(AIM OF THE EXERCISE):
In the entries below, find every line with the string "JSON" and copy it.

[Items from an interface collection]
-- Opening Marker --
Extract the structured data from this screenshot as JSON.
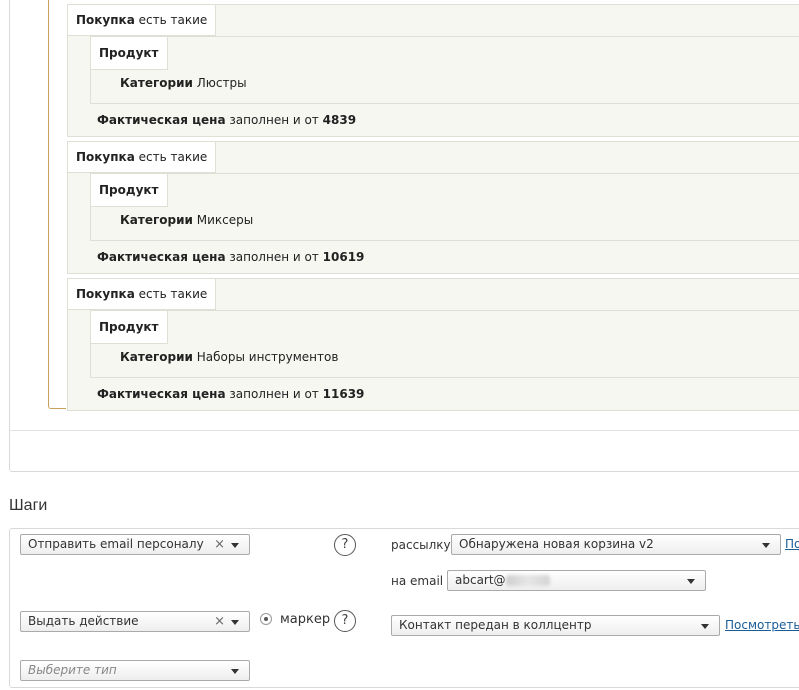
{
  "conditions": {
    "purchases": [
      {
        "tab_label": "Покупка",
        "tab_value": "есть такие",
        "product_tab": "Продукт",
        "category_label": "Категории",
        "category_value": "Люстры",
        "price_label": "Фактическая цена",
        "price_condition": "заполнен и от",
        "price_value": "4839"
      },
      {
        "tab_label": "Покупка",
        "tab_value": "есть такие",
        "product_tab": "Продукт",
        "category_label": "Категории",
        "category_value": "Миксеры",
        "price_label": "Фактическая цена",
        "price_condition": "заполнен и от",
        "price_value": "10619"
      },
      {
        "tab_label": "Покупка",
        "tab_value": "есть такие",
        "product_tab": "Продукт",
        "category_label": "Категории",
        "category_value": "Наборы инструментов",
        "price_label": "Фактическая цена",
        "price_condition": "заполнен и от",
        "price_value": "11639"
      }
    ]
  },
  "steps": {
    "title": "Шаги",
    "step1": {
      "type_value": "Отправить email персоналу",
      "mailing_label": "рассылку",
      "mailing_value": "Обнаружена новая корзина v2",
      "mailing_link": "По",
      "email_label": "на email",
      "email_value": "abcart@"
    },
    "step2": {
      "type_value": "Выдать действие",
      "marker_label": "маркер",
      "action_value": "Контакт передан в коллцентр",
      "action_link": "Посмотреть"
    },
    "step3": {
      "type_placeholder": "Выберите тип"
    },
    "help_glyph": "?",
    "clear_glyph": "×"
  }
}
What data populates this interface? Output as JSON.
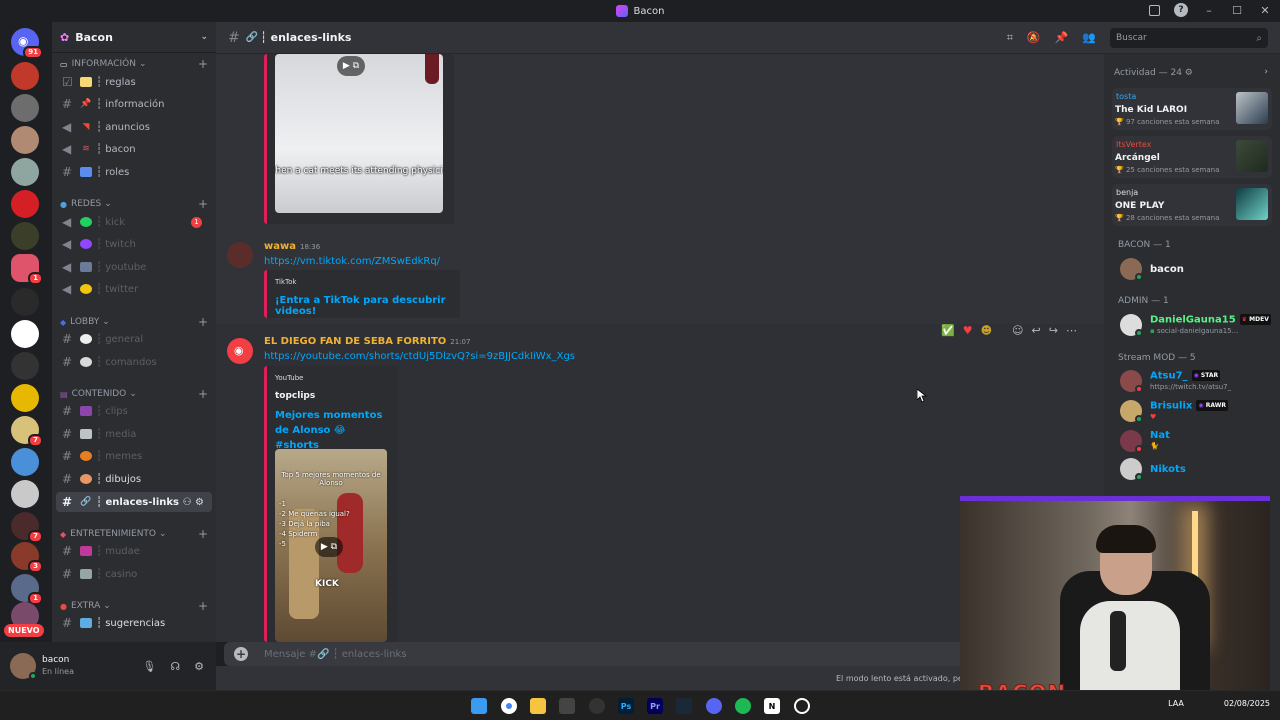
{
  "window": {
    "title": "Bacon"
  },
  "rail": {
    "home_badge": "91",
    "new_label": "NUEVO",
    "badges": [
      "1",
      "7",
      "7",
      "3",
      "1"
    ]
  },
  "guild": {
    "name": "Bacon"
  },
  "categories": {
    "info": "INFORMACIÓN",
    "redes": "REDES",
    "lobby": "LOBBY",
    "contenido": "CONTENIDO",
    "entretenimiento": "ENTRETENIMIENTO",
    "extra": "EXTRA"
  },
  "channels": {
    "reglas": "┆ reglas",
    "informacion": "┆ información",
    "anuncios": "┆ anuncios",
    "bacon": "┆ bacon",
    "roles": "┆ roles",
    "kick": "┆ kick",
    "kick_badge": "1",
    "twitch": "┆ twitch",
    "youtube": "┆ youtube",
    "twitter": "┆ twitter",
    "general": "┆ general",
    "comandos": "┆ comandos",
    "clips": "┆ clips",
    "media": "┆ media",
    "memes": "┆ memes",
    "dibujos": "┆ dibujos",
    "enlaces": "┆ enlaces-links",
    "mudae": "┆ mudae",
    "casino": "┆ casino",
    "sugerencias": "┆ sugerencias"
  },
  "user": {
    "name": "bacon",
    "status": "En línea"
  },
  "header": {
    "channel": "┆ enlaces-links",
    "search_placeholder": "Buscar"
  },
  "messages": {
    "m0": {
      "caption": "hen a cat meets its attending physici"
    },
    "m1": {
      "author": "wawa",
      "time": "18:36",
      "link": "https://vm.tiktok.com/ZMSwEdkRq/",
      "embed_provider": "TikTok",
      "embed_title": "¡Entra a TikTok para descubrir videos!"
    },
    "m2": {
      "author": "EL DIEGO FAN DE SEBA FORRITO",
      "time": "21:07",
      "link": "https://youtube.com/shorts/ctdUj5DlzvQ?si=9zBJJCdkIiWx_Xgs",
      "embed_provider": "YouTube",
      "embed_author": "topclips",
      "embed_title": "Mejores momentos de Alonso 😂 #shorts",
      "thumb_title": "Top 5 mejores momentos de Alonso",
      "thumb_items": [
        "-1",
        "-2 Me querias igual?",
        "-3 Dejá la piba",
        "-4 Spiderm",
        "-5"
      ],
      "thumb_brand": "KICK"
    }
  },
  "composer": {
    "placeholder": "Mensaje #🔗 ┆ enlaces-links",
    "slowmode": "El modo lento está activado, pe"
  },
  "activity": {
    "header": "Actividad — 24",
    "cards": [
      {
        "user": "tosta",
        "song": "The Kid LAROI",
        "count": "97 canciones esta semana"
      },
      {
        "user": "ItsVertex",
        "song": "Arcángel",
        "count": "25 canciones esta semana"
      },
      {
        "user": "benja",
        "song": "ONE PLAY",
        "count": "28 canciones esta semana"
      }
    ]
  },
  "roles": {
    "bacon": {
      "header": "BACON — 1",
      "members": [
        {
          "name": "bacon"
        }
      ]
    },
    "admin": {
      "header": "ADMIN — 1",
      "members": [
        {
          "name": "DanielGauna15",
          "tag": "MDEV",
          "sub": "social-danielgauna15..."
        }
      ]
    },
    "mod": {
      "header": "Stream MOD — 5",
      "members": [
        {
          "name": "Atsu7_",
          "tag": "STAR",
          "sub": "https://twitch.tv/atsu7_"
        },
        {
          "name": "Brisulix",
          "tag": "RAWR",
          "sub": "♥"
        },
        {
          "name": "Nat",
          "sub": ""
        },
        {
          "name": "Nikots",
          "sub": ""
        }
      ]
    }
  },
  "webcam": {
    "brand": "BACON"
  },
  "taskbar": {
    "lang": "LAA",
    "date": "02/08/2025"
  },
  "colors": {
    "accent": "#5865f2",
    "embed_bar": "#e01e5a",
    "link": "#00a8fc",
    "online": "#23a55a",
    "webcam_border": "#6b2fd6"
  }
}
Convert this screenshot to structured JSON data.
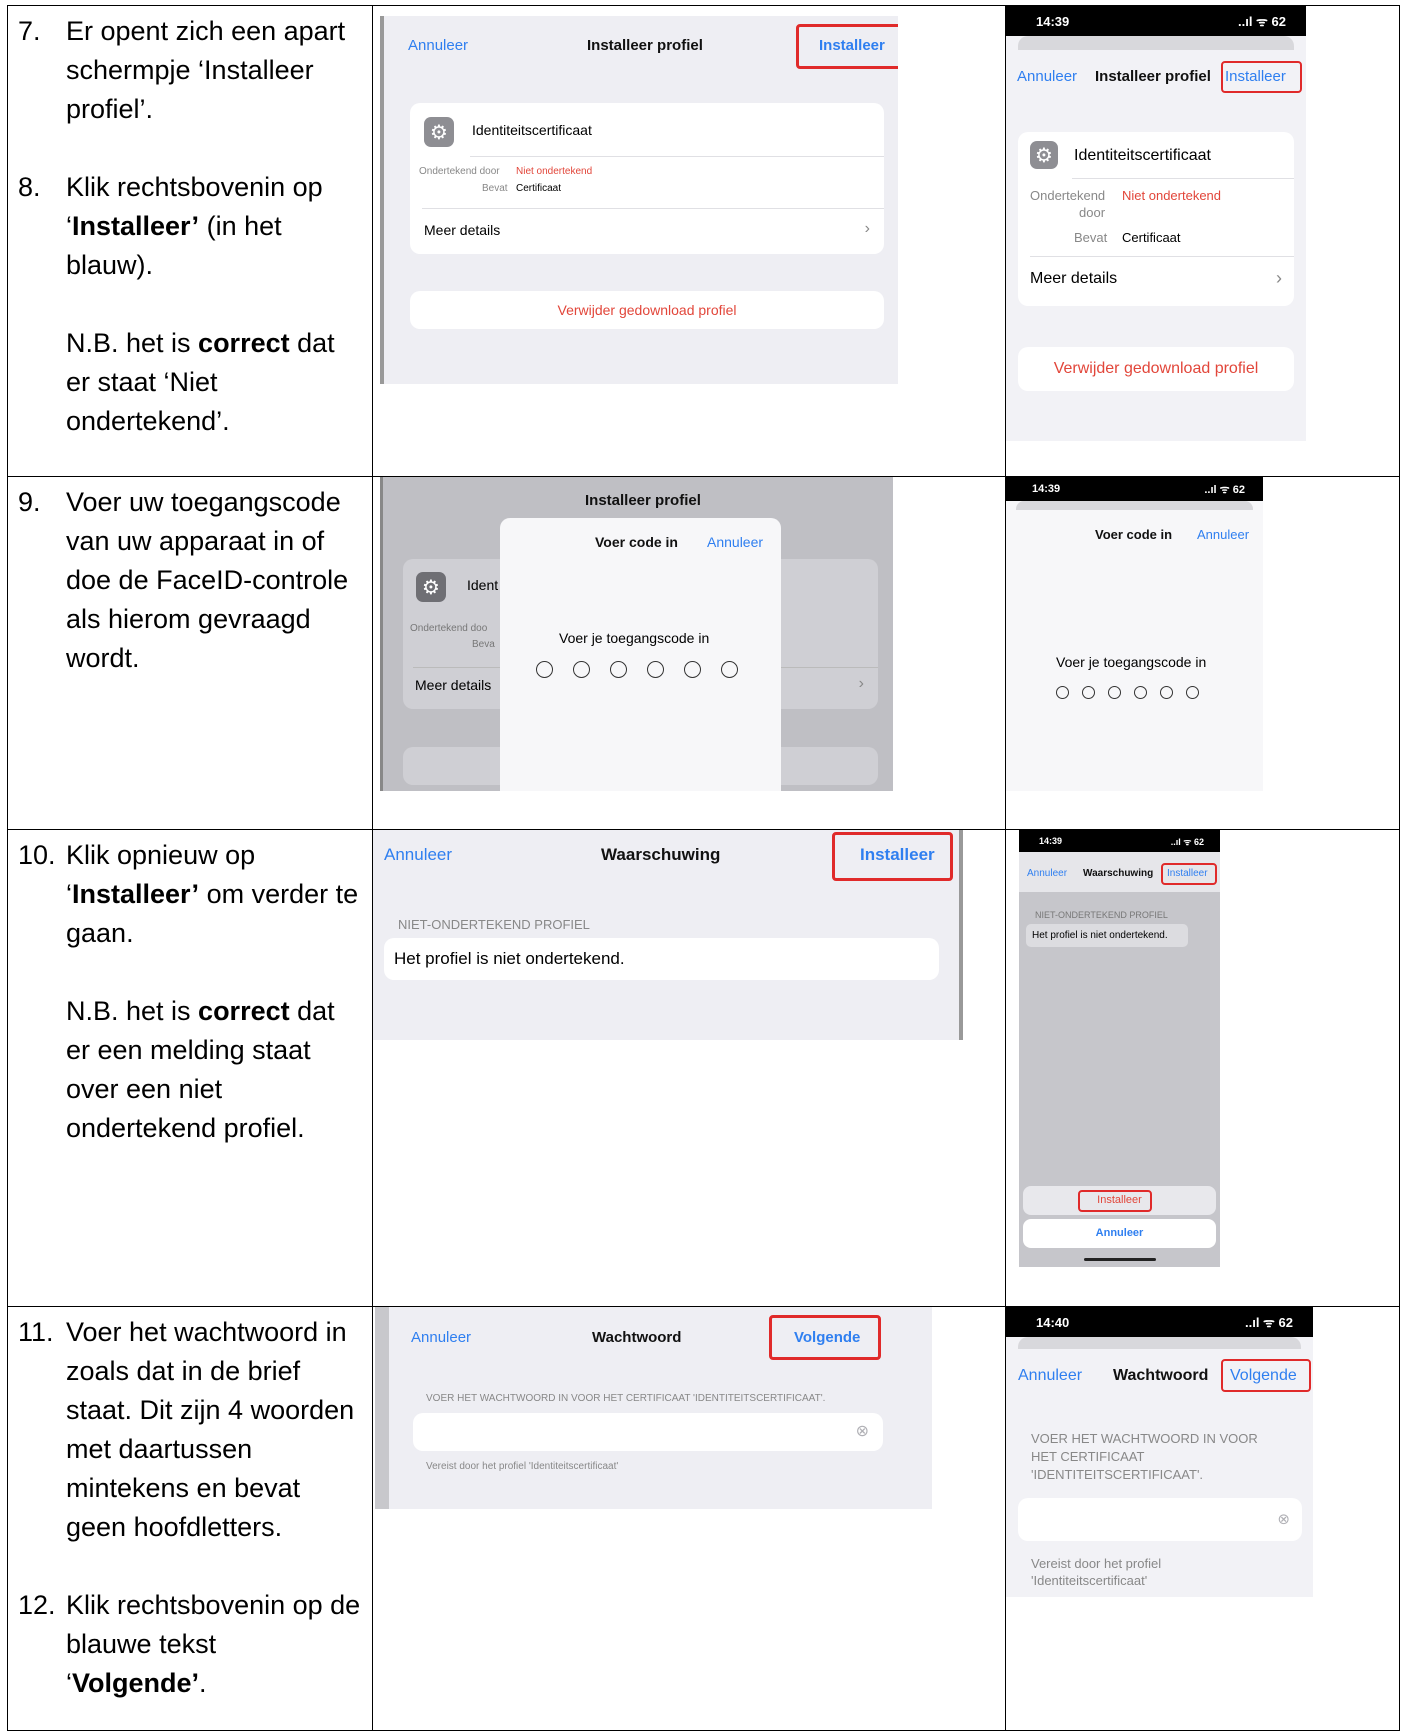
{
  "rows": [
    {
      "steps": [
        {
          "num": "7.",
          "text": "Er opent zich een apart schermpje ‘Installeer profiel’."
        },
        {
          "num": "8.",
          "text_pre": "Klik rechtsbovenin op ‘",
          "bold": "Installeer’",
          "text_post": " (in het blauw)."
        }
      ],
      "note": {
        "pre": "N.B. het is ",
        "bold": "correct",
        "post": " dat er staat ‘Niet ondertekend’."
      }
    },
    {
      "steps": [
        {
          "num": "9.",
          "text": "Voer uw toegangscode van uw apparaat in of doe de FaceID-controle als hierom gevraagd wordt."
        }
      ]
    },
    {
      "steps": [
        {
          "num": "10.",
          "text_pre": "Klik opnieuw op ‘",
          "bold": "Installeer’",
          "text_post": " om verder te gaan."
        }
      ],
      "note": {
        "pre": "N.B. het is ",
        "bold": "correct",
        "post": " dat er een melding staat over een niet ondertekend profiel."
      }
    },
    {
      "steps": [
        {
          "num": "11.",
          "text": "Voer het wachtwoord in zoals dat in de brief staat. Dit zijn 4 woorden met daartussen mintekens en bevat geen hoofdletters."
        },
        {
          "num": "12.",
          "text_pre": "Klik rechtsbovenin op de blauwe tekst ‘",
          "bold": "Volgende’",
          "text_post": "."
        }
      ]
    }
  ],
  "ui": {
    "cancel": "Annuleer",
    "install": "Installeer",
    "install_profile": "Installeer profiel",
    "identity_cert": "Identiteitscertificaat",
    "signed_by": "Ondertekend door",
    "signed_by_1": "Ondertekend",
    "signed_by_2": "door",
    "not_signed": "Niet ondertekend",
    "contains": "Bevat",
    "certificate": "Certificaat",
    "more_details": "Meer details",
    "remove_profile": "Verwijder gedownload profiel",
    "enter_code": "Voer code in",
    "enter_passcode": "Voer je toegangscode in",
    "ident_trunc": "Ident",
    "signed_trunc": "Ondertekend doo",
    "bevat_trunc": "Beva",
    "warning": "Waarschuwing",
    "unsigned_profile_header": "NIET-ONDERTEKEND PROFIEL",
    "profile_not_signed": "Het profiel is niet ondertekend.",
    "password": "Wachtwoord",
    "next": "Volgende",
    "enter_password_ipad": "VOER HET WACHTWOORD IN VOOR HET CERTIFICAAT 'IDENTITEITSCERTIFICAAT'.",
    "enter_password_phone_1": "VOER HET WACHTWOORD IN VOOR",
    "enter_password_phone_2": "HET CERTIFICAAT",
    "enter_password_phone_3": "'IDENTITEITSCERTIFICAAT'.",
    "required_ipad": "Vereist door het profiel 'Identiteitscertificaat'",
    "required_phone_1": "Vereist door het profiel",
    "required_phone_2": "'Identiteitscertificaat'",
    "time_1439": "14:39",
    "time_1440": "14:40",
    "status_icons": "..ıl ᯤ 62",
    "arrow": "›",
    "clear": "⊗"
  },
  "colors": {
    "ios_blue": "#2f7ff0",
    "ios_red": "#e2463a",
    "highlight": "#e02a2a",
    "ios_bg": "#eeeef3"
  }
}
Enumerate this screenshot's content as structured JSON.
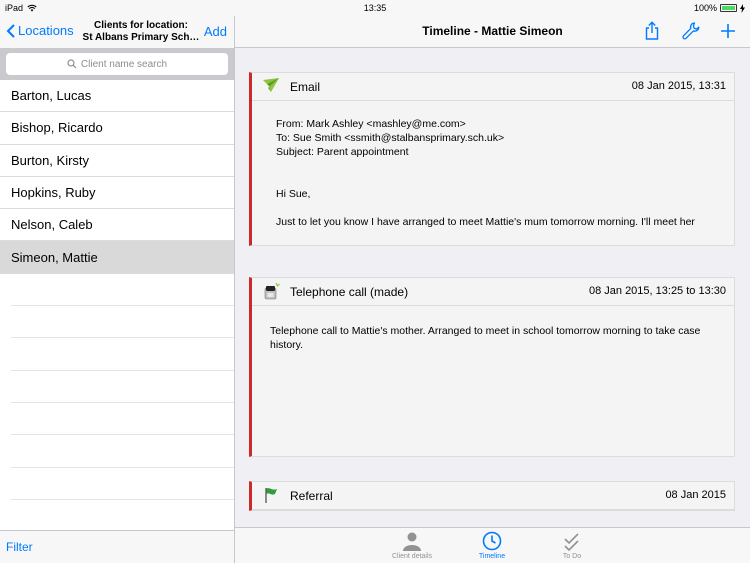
{
  "status_bar": {
    "device": "iPad",
    "time": "13:35",
    "battery": "100%",
    "battery_level": 1.0
  },
  "left_nav": {
    "back_label": "Locations",
    "title_line1": "Clients for location:",
    "title_line2": "St Albans Primary Sch…",
    "add_label": "Add"
  },
  "search": {
    "placeholder": "Client name search"
  },
  "clients": [
    {
      "name": "Barton, Lucas"
    },
    {
      "name": "Bishop, Ricardo"
    },
    {
      "name": "Burton, Kirsty"
    },
    {
      "name": "Hopkins, Ruby"
    },
    {
      "name": "Nelson, Caleb"
    },
    {
      "name": "Simeon, Mattie"
    }
  ],
  "filter_label": "Filter",
  "right_nav": {
    "title": "Timeline - Mattie Simeon"
  },
  "timeline": {
    "email": {
      "type": "Email",
      "date": "08 Jan 2015, 13:31",
      "from": "From: Mark Ashley <mashley@me.com>",
      "to": "To: Sue Smith <ssmith@stalbansprimary.sch.uk>",
      "subject": "Subject: Parent appointment",
      "greeting": "Hi Sue,",
      "body": "Just to let you know I have arranged to meet Mattie's mum tomorrow morning. I'll meet her"
    },
    "call": {
      "type": "Telephone call (made)",
      "date": "08 Jan 2015, 13:25 to 13:30",
      "body": "Telephone call to Mattie's mother. Arranged to meet in school tomorrow morning to take case history."
    },
    "referral": {
      "type": "Referral",
      "date": "08 Jan 2015"
    }
  },
  "tabs": [
    {
      "label": "Client details"
    },
    {
      "label": "Timeline"
    },
    {
      "label": "To Do"
    }
  ],
  "colors": {
    "accent": "#007aff",
    "timeline_bar": "#cc2a2a",
    "selected_row": "#d9d9d9"
  }
}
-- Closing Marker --
(EXERCISE RESPONSE):
Extract the structured data from this screenshot as JSON.
What data populates this interface? Output as JSON.
Convert this screenshot to structured JSON data.
Enumerate this screenshot's content as structured JSON.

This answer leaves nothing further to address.